Once you are done with that, the next part of your essay is refuting your opponents' arguments. In this part, you would explain your opponents' view and then offer a rebuttal and say why you are the one who is right. "Now it's time to set the opponents straight with a refutation that is full of hard evidence and that will bring them to their knees."
Last, but not least, you end your argumentative essay with a conclusion. There are two important tasks you must include that will make your conclusion what is it supposed to be: Restate the importance of your issue and paint a picture of the world if your argument is (or is not) implemented. When it comes to restating the importance of your issue, you want to restate why this topic is critical, similar to what you did in your intro. When it comes to painting a picture of the world if your argument is (or is not) implemented, you tell your readers what the outcome of your argument would be if it were to happen. Closing your argumentative essay with a clear picture of the world as you hope it would be can leave your reader convinced that your argument is valid.

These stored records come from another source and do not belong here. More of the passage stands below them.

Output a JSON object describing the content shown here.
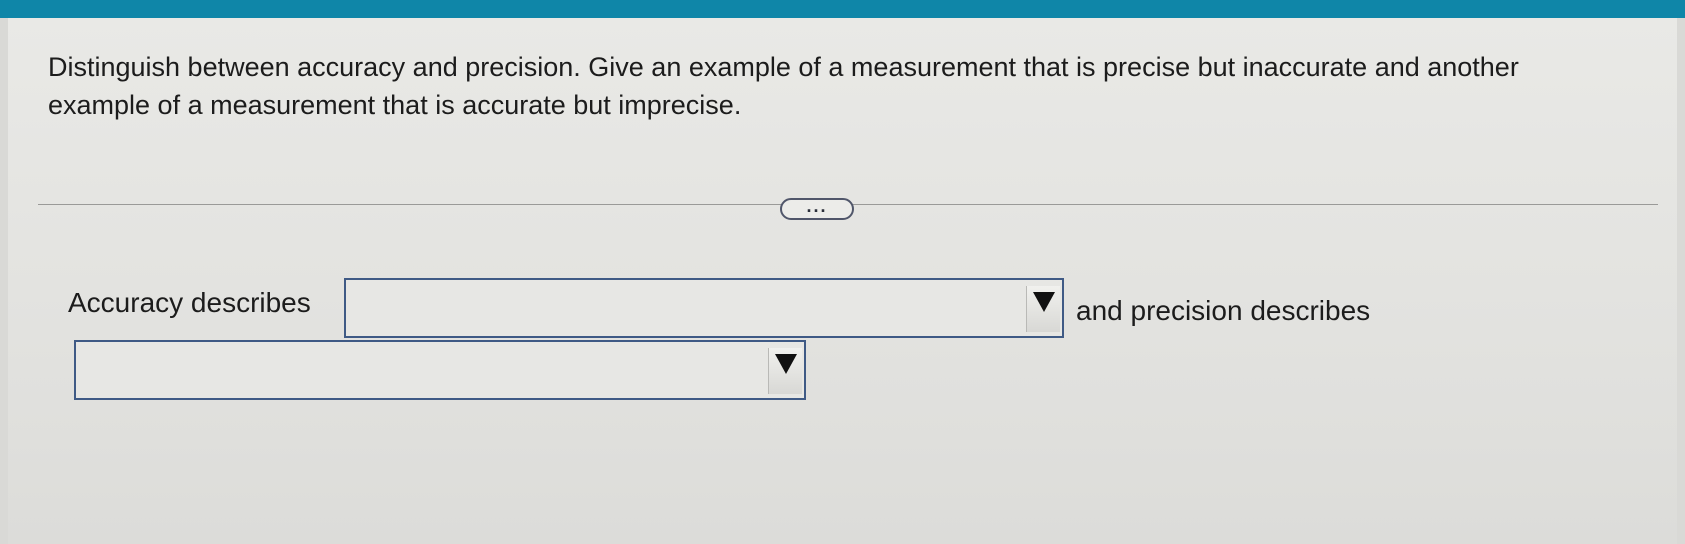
{
  "question": {
    "text": "Distinguish between accuracy and precision. Give an example of a measurement that is precise but inaccurate and another example of a measurement that is accurate but imprecise."
  },
  "expand_button": {
    "label": "..."
  },
  "answer": {
    "prefix": "Accuracy describes",
    "middle": "and precision describes",
    "dropdown_1": {
      "selected": ""
    },
    "dropdown_2": {
      "selected": ""
    }
  },
  "icons": {
    "dropdown_arrow": "triangle-down-icon"
  },
  "colors": {
    "header_bar": "#0f86a8",
    "dropdown_border": "#3f5a85"
  }
}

I think that it is cool for scientists to try and make new things. When it comes to human beings, things like finding cures for illnesses or anything like that is totally fine. But I hope that they do not take things too far. Doing things to preserve a life such as, heart transplants or liver transplants are cool and great, but I don't think they should do artificial organs because eventually people are not going to be "real". They will have things inside them that are artificial and not natural. Eventually people will not be human, they will be like robots, or dolls, or something. They will just be somewhat fake. When it comes to the cloning part, I do not think cloning would be the greatest thing because then the person that they are cloned to would not really have their own personality, they would kind of have the personality of the person that their brain is cloned to. When it comes to helping those who are paralyzed, I think that doing something with their brain, like brain surgery, that could help them walk and move again would be a very necessary thing if they really want to, and are dying to, walk and move again, but giving them an artificial brain or giving them a cloned brain would not be the same because then they would not have the same personality. It would be like they are a whole different and new person. I feel like doing any procedure that is not natural should be avoided because it would be making people less human and more fake.
Why does bad things happen to bad people and why does good things happen to good people?
The Pardoner's Tale makes me think of this question because the guys in the story have done bad things like cursing, gambling, thieving, etc. In the end they all die because of what has happened. So pretty much what they did has brought them death.
The Wife of Bath's Tale makes me think of this question because the man that harms a woman will be killed. But in t his case it didn't happen because he did something good that prevented him from dying.
Sir Gawain and the Green Knight reminded me of this question because Sir Gawain was an honorable man, except for one mistake and he never deserved to die because of his honor.
Another Question is:
Can people be motivated to live?
In The Pardoner's Tale, they try to kill death because they want to live.
In The Wife of Baths' Tale, he tries to find out what women desire most so that he can live.
In Sir Gawain and The Green Knight, he keeps the sash so that he can live.